Repeat every record below exactly, omitting any pictures.

= Entries taken from a collection =
BEGIN

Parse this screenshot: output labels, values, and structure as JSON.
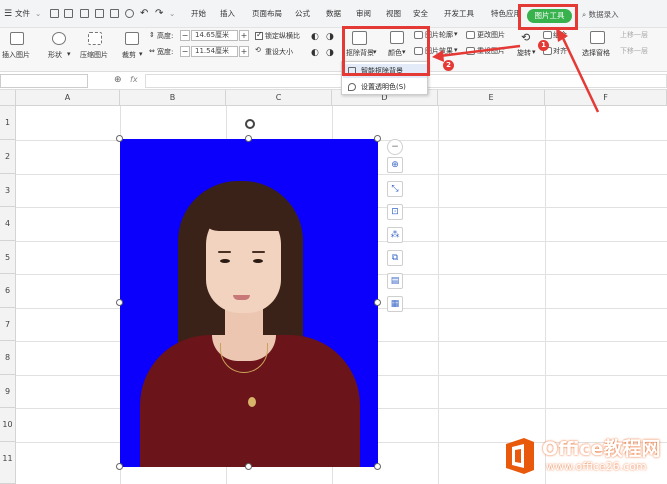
{
  "menubar": {
    "file_label": "文件",
    "tabs": [
      "开始",
      "插入",
      "页面布局",
      "公式",
      "数据",
      "审阅",
      "视图",
      "安全",
      "开发工具",
      "特色应用"
    ],
    "active_tab": "图片工具",
    "search_label": "数据录入"
  },
  "ribbon": {
    "insert_picture": "插入图片",
    "shape": "形状",
    "compress_picture": "压缩图片",
    "crop": "裁剪",
    "height_label": "高度:",
    "height_value": "14.65厘米",
    "width_label": "宽度:",
    "width_value": "11.54厘米",
    "lock_ratio": "锁定纵横比",
    "reset_size": "重设大小",
    "remove_bg": "抠除背景",
    "color": "颜色",
    "picture_outline": "图片轮廓",
    "change_picture": "更改图片",
    "picture_effect": "图片效果",
    "reset_picture": "重设图片",
    "rotate": "旋转",
    "combine": "组合",
    "align": "对齐",
    "selection_pane": "选择窗格",
    "bring_forward": "上移一层",
    "send_backward": "下移一层"
  },
  "formula_bar": {
    "fx": "fx"
  },
  "grid": {
    "columns": [
      "A",
      "B",
      "C",
      "D",
      "E",
      "F"
    ],
    "rows": [
      "1",
      "2",
      "3",
      "4",
      "5",
      "6",
      "7",
      "8",
      "9",
      "10",
      "11"
    ]
  },
  "dropdown": {
    "items": [
      "智能抠除背景",
      "设置透明色(S)"
    ]
  },
  "annotations": {
    "badge1": "1",
    "badge2": "2",
    "color": "#e53935"
  },
  "watermark": {
    "title": "Office教程网",
    "url": "www.office26.com"
  },
  "colors": {
    "photo_background": "#0b00fb",
    "active_tab": "#37b24d"
  }
}
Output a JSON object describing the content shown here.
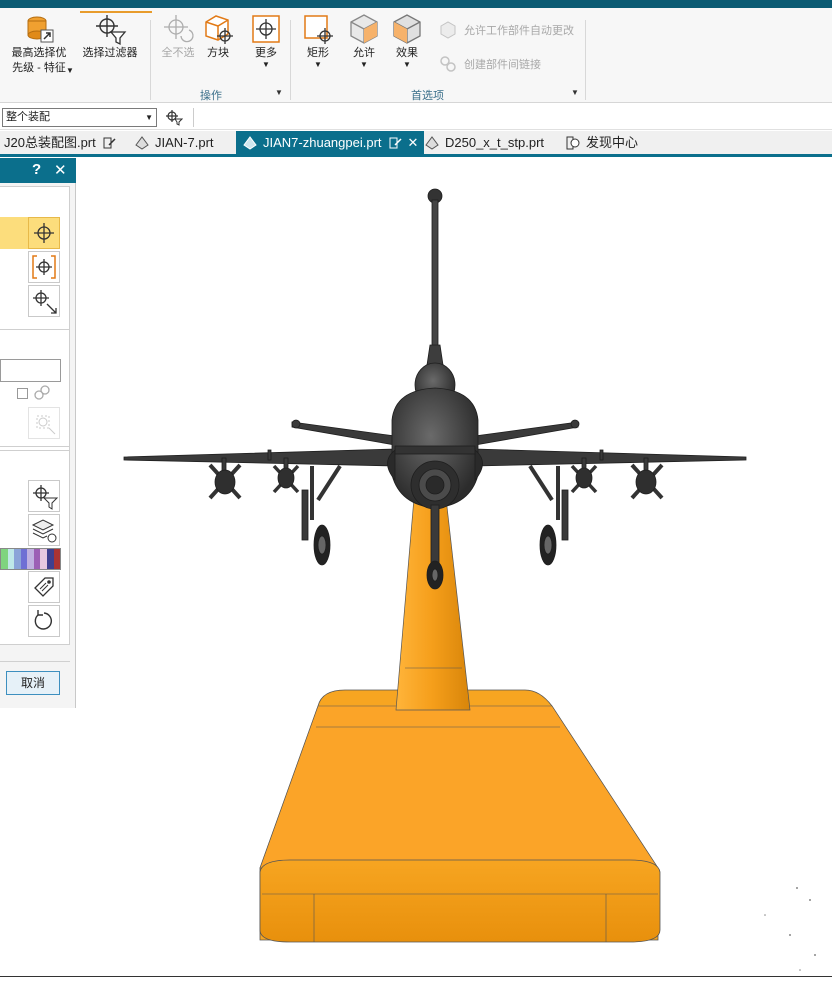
{
  "ribbon": {
    "buttons": [
      {
        "label1": "最高选择优",
        "label2": "先级 - 特征",
        "icon": "priority-icon"
      },
      {
        "label1": "选择过滤器",
        "icon": "select-filter-icon"
      },
      {
        "label1": "全不选",
        "icon": "deselect-all-icon",
        "disabled": true
      },
      {
        "label1": "方块",
        "icon": "block-select-icon"
      },
      {
        "label1": "更多",
        "icon": "more-icon"
      },
      {
        "label1": "矩形",
        "icon": "rectangle-select-icon"
      },
      {
        "label1": "允许",
        "icon": "allow-icon"
      },
      {
        "label1": "效果",
        "icon": "effect-icon"
      }
    ],
    "small_items": [
      {
        "label": "允许工作部件自动更改",
        "icon": "auto-change-icon",
        "disabled": true
      },
      {
        "label": "创建部件间链接",
        "icon": "link-parts-icon",
        "disabled": true
      }
    ],
    "group_labels": {
      "operate": "操作",
      "preferences": "首选项"
    }
  },
  "selection_bar": {
    "scope_value": "整个装配"
  },
  "tabs": [
    {
      "label": "J20总装配图.prt",
      "icon": "modified-icon"
    },
    {
      "label": "JIAN-7.prt",
      "icon": "part-icon"
    },
    {
      "label": "JIAN7-zhuangpei.prt",
      "icon": "part-icon",
      "active": true
    },
    {
      "label": "D250_x_t_stp.prt",
      "icon": "part-icon"
    },
    {
      "label": "发现中心",
      "icon": "discovery-icon"
    }
  ],
  "panel": {
    "help": "?",
    "close": "✕",
    "cancel_label": "取消"
  },
  "colors": {
    "accent": "#0b6f8c",
    "highlight": "#fcdd7c",
    "base": "#f59e1a",
    "aircraft": "#3a3a3a"
  }
}
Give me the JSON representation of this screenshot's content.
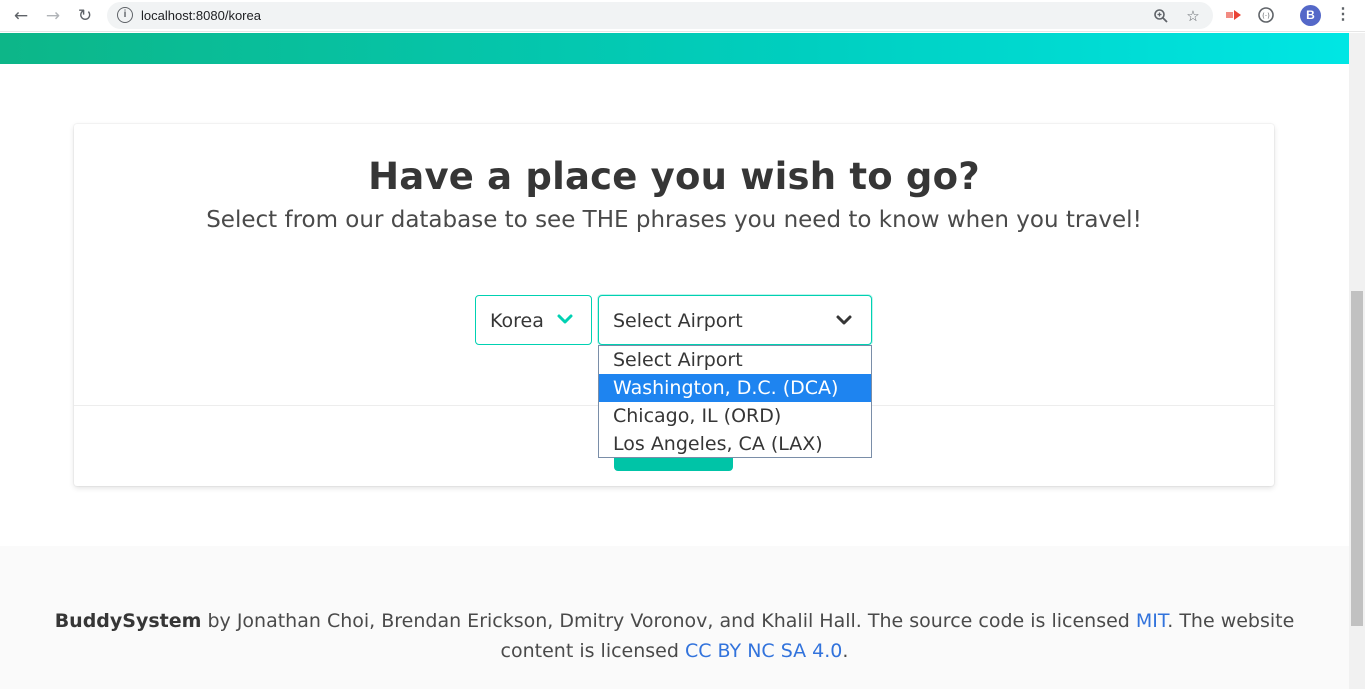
{
  "browser": {
    "url": "localhost:8080/korea",
    "icons": {
      "back": "back-arrow-icon",
      "forward": "forward-arrow-icon",
      "reload": "reload-icon",
      "info": "site-info-icon",
      "zoom": "zoom-icon",
      "bookmark": "star-icon",
      "extension1": "cast-extension-icon",
      "extension2": "extension-icon",
      "menu": "kebab-menu-icon"
    },
    "profile_initial": "B"
  },
  "colors": {
    "accent": "#00d1b2",
    "gradient_start": "#0db688",
    "gradient_end": "#00e6e4",
    "link": "#3273dc",
    "option_highlight": "#1e84f0"
  },
  "card": {
    "title": "Have a place you wish to go?",
    "subtitle": "Select from our database to see THE phrases you need to know when you travel!",
    "country_select": {
      "value": "Korea",
      "icon": "chevron-down-icon"
    },
    "airport_select": {
      "value": "Select Airport",
      "icon": "chevron-down-icon",
      "options": [
        {
          "label": "Select Airport",
          "selected": false
        },
        {
          "label": "Washington, D.C. (DCA)",
          "selected": true
        },
        {
          "label": "Chicago, IL (ORD)",
          "selected": false
        },
        {
          "label": "Los Angeles, CA (LAX)",
          "selected": false
        }
      ]
    }
  },
  "footer": {
    "brand": "BuddySystem",
    "text_by": " by Jonathan Choi, Brendan Erickson, Dmitry Voronov, and Khalil Hall. The source code is licensed ",
    "mit_link": "MIT",
    "text_content": ". The website content is licensed ",
    "cc_link": "CC BY NC SA 4.0",
    "text_end": "."
  }
}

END

= WORKED SOLUTION =
Parse this screenshot: output labels, values, and structure as JSON.
{
  "menubar": {
    "file_label": "文件",
    "tabs": [
      "开始",
      "插入",
      "页面布局",
      "公式",
      "数据",
      "审阅",
      "视图",
      "安全",
      "开发工具",
      "特色应用"
    ],
    "active_tab": "图片工具",
    "search_label": "数据录入"
  },
  "ribbon": {
    "insert_picture": "插入图片",
    "shape": "形状",
    "compress_picture": "压缩图片",
    "crop": "裁剪",
    "height_label": "高度:",
    "height_value": "14.65厘米",
    "width_label": "宽度:",
    "width_value": "11.54厘米",
    "lock_ratio": "锁定纵横比",
    "reset_size": "重设大小",
    "remove_bg": "抠除背景",
    "color": "颜色",
    "picture_outline": "图片轮廓",
    "change_picture": "更改图片",
    "picture_effect": "图片效果",
    "reset_picture": "重设图片",
    "rotate": "旋转",
    "combine": "组合",
    "align": "对齐",
    "selection_pane": "选择窗格",
    "bring_forward": "上移一层",
    "send_backward": "下移一层"
  },
  "formula_bar": {
    "fx": "fx"
  },
  "grid": {
    "columns": [
      "A",
      "B",
      "C",
      "D",
      "E",
      "F"
    ],
    "rows": [
      "1",
      "2",
      "3",
      "4",
      "5",
      "6",
      "7",
      "8",
      "9",
      "10",
      "11"
    ]
  },
  "dropdown": {
    "items": [
      "智能抠除背景",
      "设置透明色(S)"
    ]
  },
  "annotations": {
    "badge1": "1",
    "badge2": "2",
    "color": "#e53935"
  },
  "watermark": {
    "title": "Office教程网",
    "url": "www.office26.com"
  },
  "colors": {
    "photo_background": "#0b00fb",
    "active_tab": "#37b24d"
  }
}
Output a JSON object describing the content shown here.
{
  "ribbon": {
    "buttons": [
      {
        "label1": "最高选择优",
        "label2": "先级 - 特征",
        "icon": "priority-icon"
      },
      {
        "label1": "选择过滤器",
        "icon": "select-filter-icon"
      },
      {
        "label1": "全不选",
        "icon": "deselect-all-icon",
        "disabled": true
      },
      {
        "label1": "方块",
        "icon": "block-select-icon"
      },
      {
        "label1": "更多",
        "icon": "more-icon"
      },
      {
        "label1": "矩形",
        "icon": "rectangle-select-icon"
      },
      {
        "label1": "允许",
        "icon": "allow-icon"
      },
      {
        "label1": "效果",
        "icon": "effect-icon"
      }
    ],
    "small_items": [
      {
        "label": "允许工作部件自动更改",
        "icon": "auto-change-icon",
        "disabled": true
      },
      {
        "label": "创建部件间链接",
        "icon": "link-parts-icon",
        "disabled": true
      }
    ],
    "group_labels": {
      "operate": "操作",
      "preferences": "首选项"
    }
  },
  "selection_bar": {
    "scope_value": "整个装配"
  },
  "tabs": [
    {
      "label": "J20总装配图.prt",
      "icon": "modified-icon"
    },
    {
      "label": "JIAN-7.prt",
      "icon": "part-icon"
    },
    {
      "label": "JIAN7-zhuangpei.prt",
      "icon": "part-icon",
      "active": true
    },
    {
      "label": "D250_x_t_stp.prt",
      "icon": "part-icon"
    },
    {
      "label": "发现中心",
      "icon": "discovery-icon"
    }
  ],
  "panel": {
    "help": "?",
    "close": "✕",
    "cancel_label": "取消"
  },
  "colors": {
    "accent": "#0b6f8c",
    "highlight": "#fcdd7c",
    "base": "#f59e1a",
    "aircraft": "#3a3a3a"
  }
}
Give me the JSON representation of this screenshot's content.
{
  "browser": {
    "url": "localhost:8080/korea",
    "icons": {
      "back": "back-arrow-icon",
      "forward": "forward-arrow-icon",
      "reload": "reload-icon",
      "info": "site-info-icon",
      "zoom": "zoom-icon",
      "bookmark": "star-icon",
      "extension1": "cast-extension-icon",
      "extension2": "extension-icon",
      "menu": "kebab-menu-icon"
    },
    "profile_initial": "B"
  },
  "colors": {
    "accent": "#00d1b2",
    "gradient_start": "#0db688",
    "gradient_end": "#00e6e4",
    "link": "#3273dc",
    "option_highlight": "#1e84f0"
  },
  "card": {
    "title": "Have a place you wish to go?",
    "subtitle": "Select from our database to see THE phrases you need to know when you travel!",
    "country_select": {
      "value": "Korea",
      "icon": "chevron-down-icon"
    },
    "airport_select": {
      "value": "Select Airport",
      "icon": "chevron-down-icon",
      "options": [
        {
          "label": "Select Airport",
          "selected": false
        },
        {
          "label": "Washington, D.C. (DCA)",
          "selected": true
        },
        {
          "label": "Chicago, IL (ORD)",
          "selected": false
        },
        {
          "label": "Los Angeles, CA (LAX)",
          "selected": false
        }
      ]
    }
  },
  "footer": {
    "brand": "BuddySystem",
    "text_by": " by Jonathan Choi, Brendan Erickson, Dmitry Voronov, and Khalil Hall. The source code is licensed ",
    "mit_link": "MIT",
    "text_content": ". The website content is licensed ",
    "cc_link": "CC BY NC SA 4.0",
    "text_end": "."
  }
}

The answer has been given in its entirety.